Records:
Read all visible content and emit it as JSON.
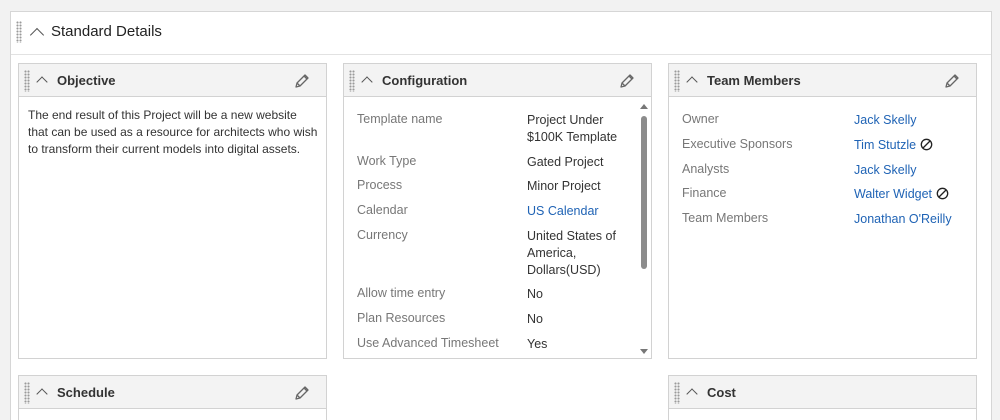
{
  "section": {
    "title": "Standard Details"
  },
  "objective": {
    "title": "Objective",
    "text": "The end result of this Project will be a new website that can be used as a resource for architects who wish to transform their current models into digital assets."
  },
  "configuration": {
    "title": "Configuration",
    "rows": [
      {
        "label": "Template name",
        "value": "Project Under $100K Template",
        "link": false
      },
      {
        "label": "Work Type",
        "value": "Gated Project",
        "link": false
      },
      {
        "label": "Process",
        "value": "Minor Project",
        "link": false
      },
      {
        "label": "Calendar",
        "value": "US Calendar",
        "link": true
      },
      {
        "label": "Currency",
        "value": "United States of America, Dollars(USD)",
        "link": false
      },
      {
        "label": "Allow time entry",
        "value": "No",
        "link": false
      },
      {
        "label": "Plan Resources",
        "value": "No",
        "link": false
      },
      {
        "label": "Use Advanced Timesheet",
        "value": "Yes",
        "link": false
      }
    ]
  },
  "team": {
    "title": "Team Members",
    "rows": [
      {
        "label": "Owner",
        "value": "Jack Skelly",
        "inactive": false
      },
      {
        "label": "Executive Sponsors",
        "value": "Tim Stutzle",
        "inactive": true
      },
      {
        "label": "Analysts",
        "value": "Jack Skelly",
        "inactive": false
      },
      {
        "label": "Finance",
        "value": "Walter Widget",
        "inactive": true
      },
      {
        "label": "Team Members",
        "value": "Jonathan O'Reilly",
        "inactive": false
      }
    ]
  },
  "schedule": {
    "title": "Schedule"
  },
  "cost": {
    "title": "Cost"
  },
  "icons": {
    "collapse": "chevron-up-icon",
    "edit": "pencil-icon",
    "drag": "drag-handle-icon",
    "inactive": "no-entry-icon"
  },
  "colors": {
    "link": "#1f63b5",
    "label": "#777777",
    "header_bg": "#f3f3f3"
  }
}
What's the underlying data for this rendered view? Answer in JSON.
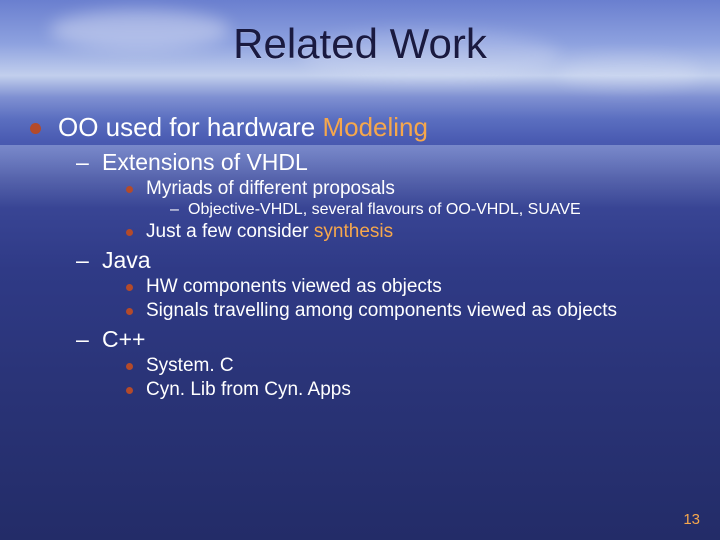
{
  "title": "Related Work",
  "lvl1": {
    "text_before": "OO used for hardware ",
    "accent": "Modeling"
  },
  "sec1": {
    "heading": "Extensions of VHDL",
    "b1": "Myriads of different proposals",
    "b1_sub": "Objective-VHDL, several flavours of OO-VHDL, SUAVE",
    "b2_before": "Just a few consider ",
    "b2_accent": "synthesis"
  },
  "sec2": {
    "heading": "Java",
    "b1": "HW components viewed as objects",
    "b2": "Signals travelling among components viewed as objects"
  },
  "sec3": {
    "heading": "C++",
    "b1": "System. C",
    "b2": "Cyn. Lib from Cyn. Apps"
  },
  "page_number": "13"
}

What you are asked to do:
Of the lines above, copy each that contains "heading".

Solution to this problem:
    "heading": "Extensions of VHDL",
    "heading": "Java",
    "heading": "C++",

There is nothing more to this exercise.